*** Excerpted records Section Begins ***
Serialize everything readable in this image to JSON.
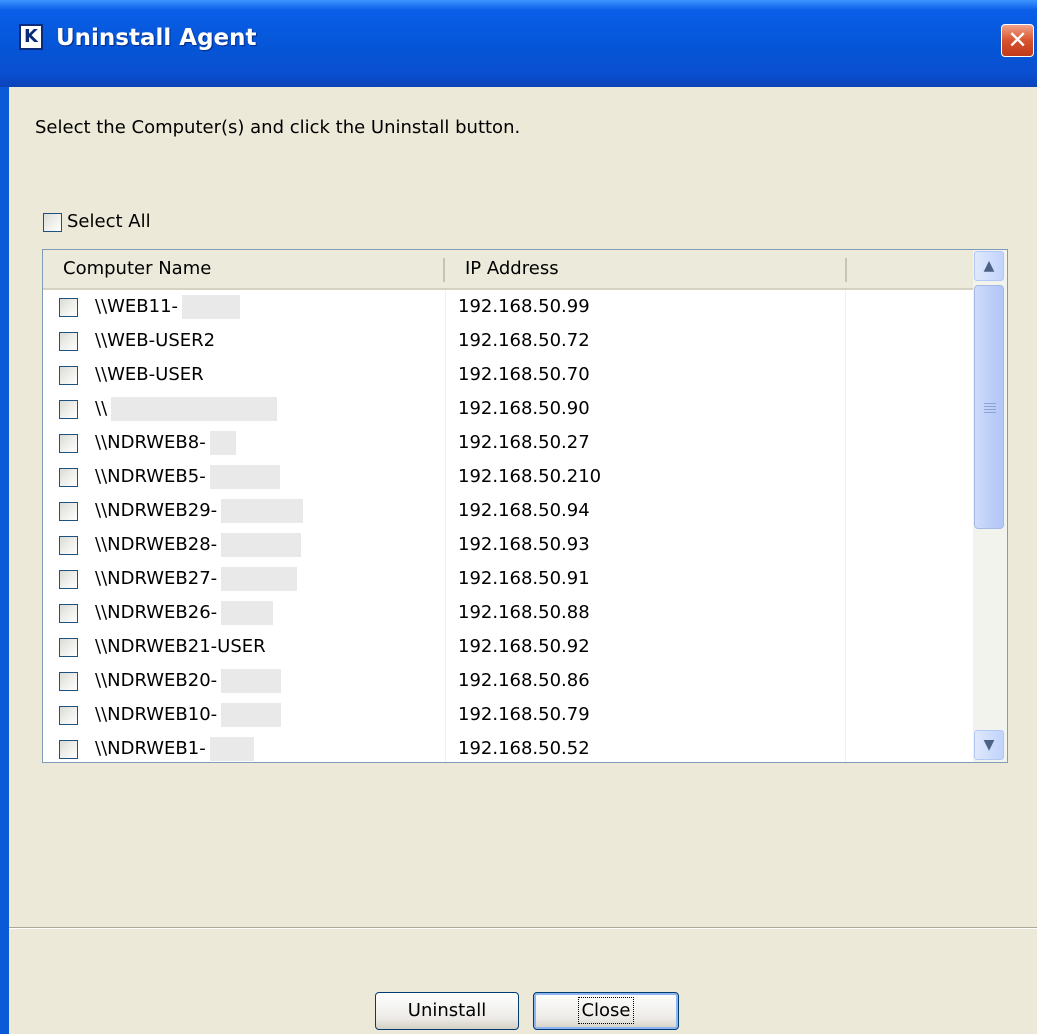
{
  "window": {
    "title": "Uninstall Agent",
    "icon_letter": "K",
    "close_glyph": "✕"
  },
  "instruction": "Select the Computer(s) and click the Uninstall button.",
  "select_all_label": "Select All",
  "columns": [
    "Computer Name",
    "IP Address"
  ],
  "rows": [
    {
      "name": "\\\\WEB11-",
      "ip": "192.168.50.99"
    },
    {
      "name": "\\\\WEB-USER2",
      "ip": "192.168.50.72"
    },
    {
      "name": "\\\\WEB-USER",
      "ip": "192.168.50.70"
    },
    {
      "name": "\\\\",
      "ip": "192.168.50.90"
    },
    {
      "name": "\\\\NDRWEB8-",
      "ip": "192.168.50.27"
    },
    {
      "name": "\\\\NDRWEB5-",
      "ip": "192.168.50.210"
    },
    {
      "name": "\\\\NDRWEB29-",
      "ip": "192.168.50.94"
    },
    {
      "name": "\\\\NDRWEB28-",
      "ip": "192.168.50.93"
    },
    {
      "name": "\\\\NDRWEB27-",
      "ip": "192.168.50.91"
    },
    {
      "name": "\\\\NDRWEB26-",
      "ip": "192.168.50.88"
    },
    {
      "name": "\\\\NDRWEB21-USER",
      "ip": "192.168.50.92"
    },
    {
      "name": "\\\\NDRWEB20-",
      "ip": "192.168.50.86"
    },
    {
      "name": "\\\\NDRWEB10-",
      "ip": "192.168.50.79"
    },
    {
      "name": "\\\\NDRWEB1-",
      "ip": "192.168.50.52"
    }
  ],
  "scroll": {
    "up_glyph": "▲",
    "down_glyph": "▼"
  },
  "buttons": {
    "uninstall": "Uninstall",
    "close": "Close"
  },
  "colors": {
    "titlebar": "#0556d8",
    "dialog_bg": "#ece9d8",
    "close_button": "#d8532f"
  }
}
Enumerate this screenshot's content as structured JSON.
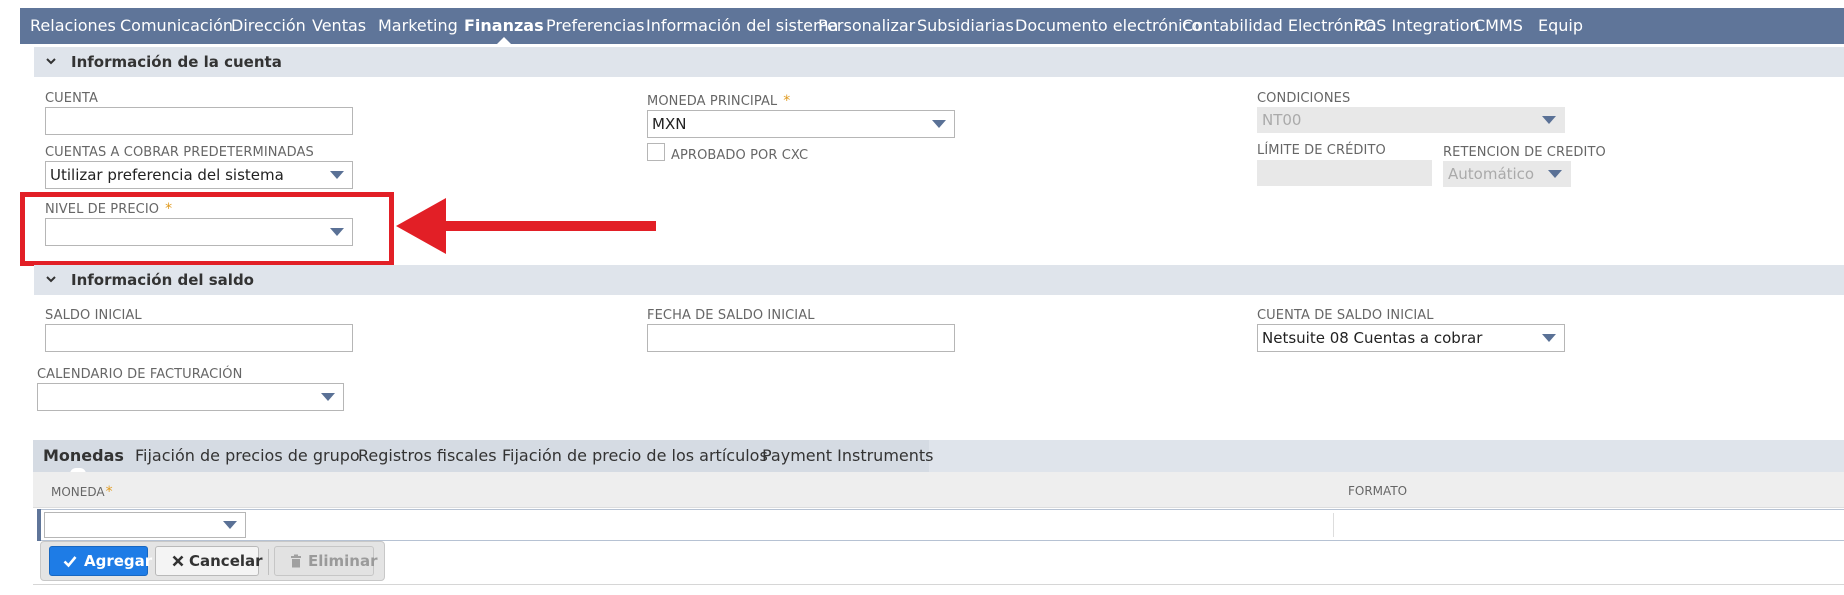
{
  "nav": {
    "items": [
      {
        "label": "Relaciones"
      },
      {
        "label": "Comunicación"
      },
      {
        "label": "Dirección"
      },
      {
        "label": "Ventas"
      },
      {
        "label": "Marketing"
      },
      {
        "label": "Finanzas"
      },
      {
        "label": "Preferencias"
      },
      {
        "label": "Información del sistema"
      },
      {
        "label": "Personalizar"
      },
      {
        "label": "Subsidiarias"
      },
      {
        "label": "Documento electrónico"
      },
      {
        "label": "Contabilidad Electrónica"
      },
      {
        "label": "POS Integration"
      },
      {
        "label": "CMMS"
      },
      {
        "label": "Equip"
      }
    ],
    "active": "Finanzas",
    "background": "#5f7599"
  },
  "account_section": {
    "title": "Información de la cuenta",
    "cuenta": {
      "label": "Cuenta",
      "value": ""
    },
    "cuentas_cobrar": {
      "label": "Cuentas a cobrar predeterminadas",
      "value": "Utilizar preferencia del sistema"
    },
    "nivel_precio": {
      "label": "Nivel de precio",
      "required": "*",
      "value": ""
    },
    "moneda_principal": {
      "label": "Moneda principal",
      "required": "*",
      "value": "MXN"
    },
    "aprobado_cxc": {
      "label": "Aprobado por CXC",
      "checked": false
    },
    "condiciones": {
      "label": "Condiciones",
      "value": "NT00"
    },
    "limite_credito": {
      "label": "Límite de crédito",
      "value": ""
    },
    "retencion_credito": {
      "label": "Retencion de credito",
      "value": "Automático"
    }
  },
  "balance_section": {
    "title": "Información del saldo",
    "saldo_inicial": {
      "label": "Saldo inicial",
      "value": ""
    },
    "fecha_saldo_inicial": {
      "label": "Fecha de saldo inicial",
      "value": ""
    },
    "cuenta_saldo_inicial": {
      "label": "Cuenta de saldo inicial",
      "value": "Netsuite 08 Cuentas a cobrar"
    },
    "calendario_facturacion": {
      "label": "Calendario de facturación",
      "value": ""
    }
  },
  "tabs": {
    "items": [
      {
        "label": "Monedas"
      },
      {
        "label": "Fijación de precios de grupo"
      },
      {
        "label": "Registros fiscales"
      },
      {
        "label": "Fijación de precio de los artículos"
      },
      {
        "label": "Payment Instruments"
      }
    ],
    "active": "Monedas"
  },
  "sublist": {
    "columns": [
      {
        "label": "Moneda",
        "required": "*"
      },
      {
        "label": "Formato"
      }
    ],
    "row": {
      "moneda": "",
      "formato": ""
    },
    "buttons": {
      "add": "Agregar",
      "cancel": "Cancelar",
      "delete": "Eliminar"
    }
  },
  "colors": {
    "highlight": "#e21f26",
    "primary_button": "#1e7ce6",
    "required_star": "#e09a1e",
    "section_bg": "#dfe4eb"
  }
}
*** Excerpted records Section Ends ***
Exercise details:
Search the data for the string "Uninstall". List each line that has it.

Reply to the task:
    "title": "Uninstall Agent",
  "instruction": "Select the Computer(s) and click the Uninstall button.",
    "uninstall": "Uninstall",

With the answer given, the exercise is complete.